#### Dataset records
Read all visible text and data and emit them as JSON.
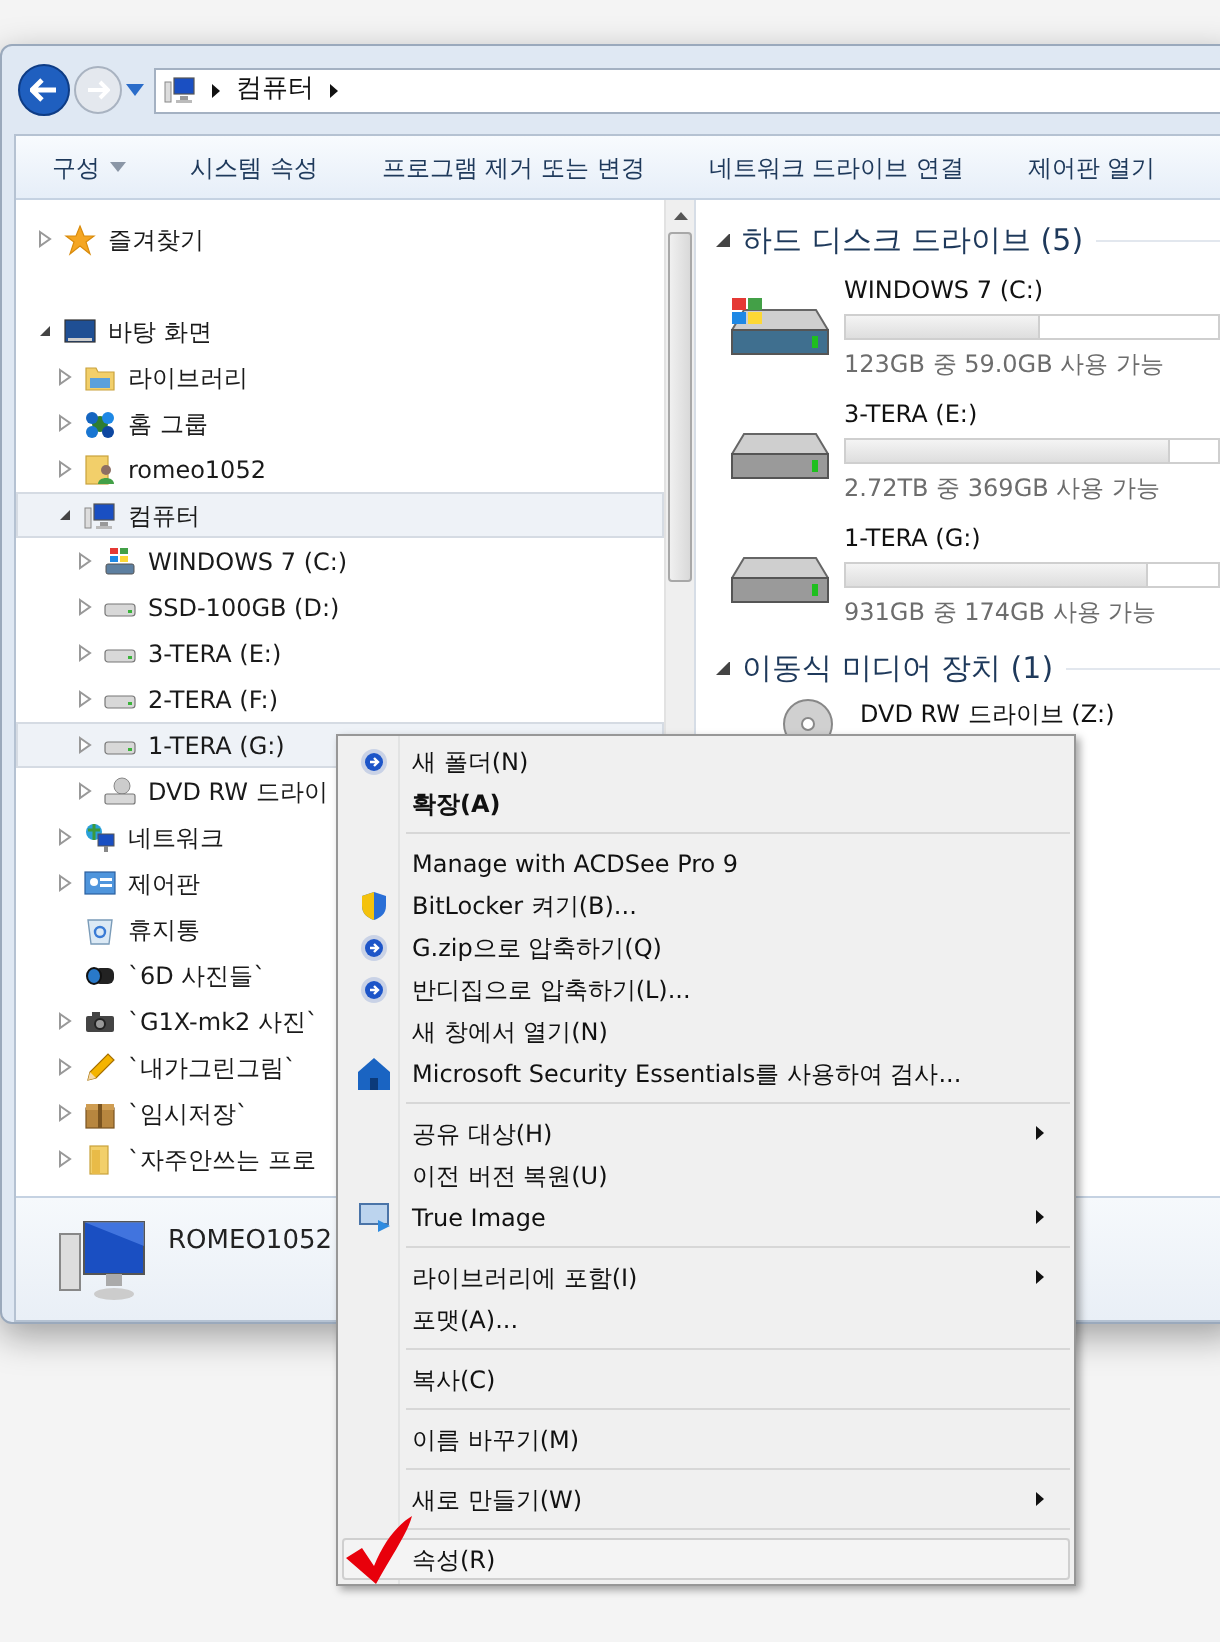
{
  "address_bar": {
    "path": [
      {
        "label": "컴퓨터"
      }
    ]
  },
  "toolbar": {
    "items": [
      {
        "label": "구성",
        "dropdown": true
      },
      {
        "label": "시스템 속성",
        "dropdown": false
      },
      {
        "label": "프로그램 제거 또는 변경",
        "dropdown": false
      },
      {
        "label": "네트워크 드라이브 연결",
        "dropdown": false
      },
      {
        "label": "제어판 열기",
        "dropdown": false
      }
    ]
  },
  "navigation_tree": [
    {
      "label": "즐겨찾기",
      "kind": "favorites",
      "expanded": false,
      "highlighted": false
    },
    {
      "label": "바탕 화면",
      "kind": "desktop",
      "expanded": true,
      "highlighted": false,
      "children": [
        {
          "label": "라이브러리",
          "kind": "library",
          "expanded": false,
          "highlighted": false
        },
        {
          "label": "홈 그룹",
          "kind": "homegroup",
          "expanded": false,
          "highlighted": false
        },
        {
          "label": "romeo1052",
          "kind": "user",
          "expanded": false,
          "highlighted": false
        },
        {
          "label": "컴퓨터",
          "kind": "computer",
          "expanded": true,
          "highlighted": true,
          "children": [
            {
              "label": "WINDOWS 7 (C:)",
              "kind": "windows-drive",
              "expanded": false,
              "highlighted": false
            },
            {
              "label": "SSD-100GB (D:)",
              "kind": "drive",
              "expanded": false,
              "highlighted": false
            },
            {
              "label": "3-TERA (E:)",
              "kind": "drive",
              "expanded": false,
              "highlighted": false
            },
            {
              "label": "2-TERA (F:)",
              "kind": "drive",
              "expanded": false,
              "highlighted": false
            },
            {
              "label": "1-TERA (G:)",
              "kind": "drive",
              "expanded": false,
              "highlighted": true
            },
            {
              "label": "DVD RW 드라이",
              "kind": "dvd",
              "expanded": false,
              "highlighted": false
            }
          ]
        },
        {
          "label": "네트워크",
          "kind": "network",
          "expanded": false,
          "highlighted": false
        },
        {
          "label": "제어판",
          "kind": "control-panel",
          "expanded": false,
          "highlighted": false
        },
        {
          "label": "휴지통",
          "kind": "recycle-bin",
          "highlighted": false
        },
        {
          "label": "`6D 사진들`",
          "kind": "lens",
          "highlighted": false
        },
        {
          "label": "`G1X-mk2 사진`",
          "kind": "camera",
          "expanded": false,
          "highlighted": false
        },
        {
          "label": "`내가그린그림`",
          "kind": "pencil",
          "expanded": false,
          "highlighted": false
        },
        {
          "label": "`임시저장`",
          "kind": "box",
          "expanded": false,
          "highlighted": false
        },
        {
          "label": "`자주안쓰는 프로",
          "kind": "folder",
          "expanded": false,
          "highlighted": false
        }
      ]
    }
  ],
  "content": {
    "groups": [
      {
        "title": "하드 디스크 드라이브 (5)",
        "expanded": true,
        "items": [
          {
            "name": "WINDOWS 7 (C:)",
            "kind": "windows-drive",
            "level": 0.52,
            "reading": "123GB 중 59.0GB 사용 가능"
          },
          {
            "name": "3-TERA (E:)",
            "kind": "drive",
            "level": 0.87,
            "reading": "2.72TB 중 369GB 사용 가능"
          },
          {
            "name": "1-TERA (G:)",
            "kind": "drive",
            "level": 0.81,
            "reading": "931GB 중 174GB 사용 가능"
          }
        ]
      },
      {
        "title": "이동식 미디어 장치 (1)",
        "expanded": true,
        "items": [
          {
            "name": "DVD RW 드라이브 (Z:)",
            "kind": "dvd"
          }
        ]
      }
    ]
  },
  "details_pane": {
    "name": "ROMEO1052"
  },
  "context_menu": {
    "items": [
      {
        "kind": "action",
        "label": "새 폴더(N)",
        "bold": false,
        "submenu": false,
        "highlighted": false
      },
      {
        "kind": "plain",
        "label": "확장(A)",
        "bold": true,
        "submenu": false,
        "highlighted": false
      },
      {
        "kind": "separator"
      },
      {
        "kind": "plain",
        "label": "Manage with ACDSee Pro 9",
        "bold": false,
        "submenu": false,
        "highlighted": false
      },
      {
        "kind": "uac",
        "label": "BitLocker 켜기(B)...",
        "bold": false,
        "submenu": false,
        "highlighted": false
      },
      {
        "kind": "action",
        "label": "G.zip으로 압축하기(Q)",
        "bold": false,
        "submenu": false,
        "highlighted": false
      },
      {
        "kind": "action",
        "label": "반디집으로 압축하기(L)...",
        "bold": false,
        "submenu": false,
        "highlighted": false
      },
      {
        "kind": "plain",
        "label": "새 창에서 열기(N)",
        "bold": false,
        "submenu": false,
        "highlighted": false
      },
      {
        "kind": "antivirus",
        "label": "Microsoft Security Essentials를 사용하여 검사...",
        "bold": false,
        "submenu": false,
        "highlighted": false
      },
      {
        "kind": "separator"
      },
      {
        "kind": "plain",
        "label": "공유 대상(H)",
        "bold": false,
        "submenu": true,
        "highlighted": false
      },
      {
        "kind": "plain",
        "label": "이전 버전 복원(U)",
        "bold": false,
        "submenu": false,
        "highlighted": false
      },
      {
        "kind": "backup",
        "label": "True Image",
        "bold": false,
        "submenu": true,
        "highlighted": false
      },
      {
        "kind": "separator"
      },
      {
        "kind": "plain",
        "label": "라이브러리에 포함(I)",
        "bold": false,
        "submenu": true,
        "highlighted": false
      },
      {
        "kind": "plain",
        "label": "포맷(A)...",
        "bold": false,
        "submenu": false,
        "highlighted": false
      },
      {
        "kind": "separator"
      },
      {
        "kind": "plain",
        "label": "복사(C)",
        "bold": false,
        "submenu": false,
        "highlighted": false
      },
      {
        "kind": "separator"
      },
      {
        "kind": "plain",
        "label": "이름 바꾸기(M)",
        "bold": false,
        "submenu": false,
        "highlighted": false
      },
      {
        "kind": "separator"
      },
      {
        "kind": "plain",
        "label": "새로 만들기(W)",
        "bold": false,
        "submenu": true,
        "highlighted": false
      },
      {
        "kind": "separator"
      },
      {
        "kind": "plain",
        "label": "속성(R)",
        "bold": false,
        "submenu": false,
        "highlighted": true
      }
    ]
  }
}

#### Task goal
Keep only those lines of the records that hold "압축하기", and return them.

#### Answer to the problem
        "label": "G.zip으로 압축하기(Q)",
        "label": "반디집으로 압축하기(L)...",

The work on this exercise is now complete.